BY HEATHER BRADY
When my roommate woke up one morning, she was sick with a gross, phlegmy cold. So, as any good roomie and friend would do, I went to get her some soup.
After driving to Giant, buying the soup, driving back to campus, parking in the South parking lot, giving her the soup, and running to class for an hour, I came back to move my car, only to find a $25 parking ticket under the windshield wiper.
The Jefferson Hall parking lot, found directly behind Jefferson, is now a faculty-staff only parking area.
I knew this, so, arguably, I was at fault for the violation and for taking the chance of parking there.
The parking restriction is new this year. Anyone parked in the lot without the proper permit will be ticketed $25 per violation. Based on this drastic change, one would think that faculty and staff members desperately need the lot.
But here’s the thing: the lot remains mostly empty throughout the week.
It is incredibly frustrating to walk past this lot on the way to class and see that there are plenty of open, empty spaces available for use. Only four or five cars with blue faculty/staff parking decals can be found there on a regular basis.
Last year, the lot was consistently packed with student vehicles. It provided a great opportunity for residents of South, Framar, and Bushnell Halls, as well as RAs from Jefferson Hall, to keep their cars close at hand, in case they needed to make a quick trip to the store or venture into downtown Fredericksburg.
This year, upperclassmen in those residence halls will have to inconvenience other students by parking in the remaining residential student lots, including the Marshall lot, Randolph lot, parking deck and adjacent Sunken Road lot. These parking areas have historically been designated for students living closer to them.
The new parking lot restriction could be the start trend of dwindling student parking areas on campus, which is exasperating for those of us that pay $200 for the privilege of parking on campus.
Combined with the lack of parking available for faculty, staff, and campus visitors for big events on the Bell Tower side of campus, the lack of general parking could create a problem for the ever-growing student population at Mary Washington.
In all fairness, the recently built parking deck has helped to relieve students of the parking squeeze.
According to the UMW Web site, there were only 1,700 parking spaces for over 3,000 students, including over 1,000 commuting before the deck went up.
However, the location of the parking deck has not alleviated the issue, because it sits in an area of campus not easily accessed by students residing in dorms other than Alvey or Arrington, or by faculty teaching in academic buildings other than Jepson.
So should the student body just deal with it? Should the precious little parking given to residential students be slowly eaten away to make room for people who don’t sleep here at night?
That is, of course, up to those of us with cars.
But I would caution all students with cars to consider their busy schedules and the time it takes them to go on a cross-campus trek, just to drive the vehicle they paid good money to bring with them.
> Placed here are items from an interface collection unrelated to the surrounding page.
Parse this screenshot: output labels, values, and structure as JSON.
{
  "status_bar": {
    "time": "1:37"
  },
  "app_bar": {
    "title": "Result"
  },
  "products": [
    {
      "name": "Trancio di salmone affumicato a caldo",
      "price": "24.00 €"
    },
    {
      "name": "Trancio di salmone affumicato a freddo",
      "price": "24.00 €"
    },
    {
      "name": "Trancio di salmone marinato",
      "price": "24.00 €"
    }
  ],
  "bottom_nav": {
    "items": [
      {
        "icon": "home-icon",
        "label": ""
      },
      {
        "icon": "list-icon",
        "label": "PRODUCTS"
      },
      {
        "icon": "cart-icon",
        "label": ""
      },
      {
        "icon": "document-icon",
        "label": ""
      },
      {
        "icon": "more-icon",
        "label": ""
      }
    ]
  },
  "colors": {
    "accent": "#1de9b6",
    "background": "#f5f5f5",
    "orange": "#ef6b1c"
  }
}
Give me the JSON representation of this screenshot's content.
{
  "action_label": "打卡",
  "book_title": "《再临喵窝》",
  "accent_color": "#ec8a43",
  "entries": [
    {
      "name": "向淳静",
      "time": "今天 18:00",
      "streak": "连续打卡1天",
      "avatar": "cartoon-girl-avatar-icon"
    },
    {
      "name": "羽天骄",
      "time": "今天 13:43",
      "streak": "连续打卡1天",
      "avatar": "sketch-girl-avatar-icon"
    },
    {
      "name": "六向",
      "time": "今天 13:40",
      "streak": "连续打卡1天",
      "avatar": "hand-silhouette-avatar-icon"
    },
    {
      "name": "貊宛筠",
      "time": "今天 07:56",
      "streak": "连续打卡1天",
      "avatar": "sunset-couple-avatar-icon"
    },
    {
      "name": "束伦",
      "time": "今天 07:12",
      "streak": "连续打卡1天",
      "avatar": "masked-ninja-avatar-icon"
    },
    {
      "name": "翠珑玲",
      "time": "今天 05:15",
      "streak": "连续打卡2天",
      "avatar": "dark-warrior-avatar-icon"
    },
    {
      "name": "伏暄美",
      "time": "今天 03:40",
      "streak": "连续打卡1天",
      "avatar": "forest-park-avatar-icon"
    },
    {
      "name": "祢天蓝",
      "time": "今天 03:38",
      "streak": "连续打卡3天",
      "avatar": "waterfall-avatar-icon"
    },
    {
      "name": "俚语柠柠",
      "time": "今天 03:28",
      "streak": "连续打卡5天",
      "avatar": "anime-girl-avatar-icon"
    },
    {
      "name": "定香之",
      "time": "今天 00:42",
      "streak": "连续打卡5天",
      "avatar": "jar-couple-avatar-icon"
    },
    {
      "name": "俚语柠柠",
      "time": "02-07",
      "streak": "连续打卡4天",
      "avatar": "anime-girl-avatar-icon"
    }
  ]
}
If something unexpected comes up, do we have the time and money to deal with parking issues?
I can’t think of many people who would say yes.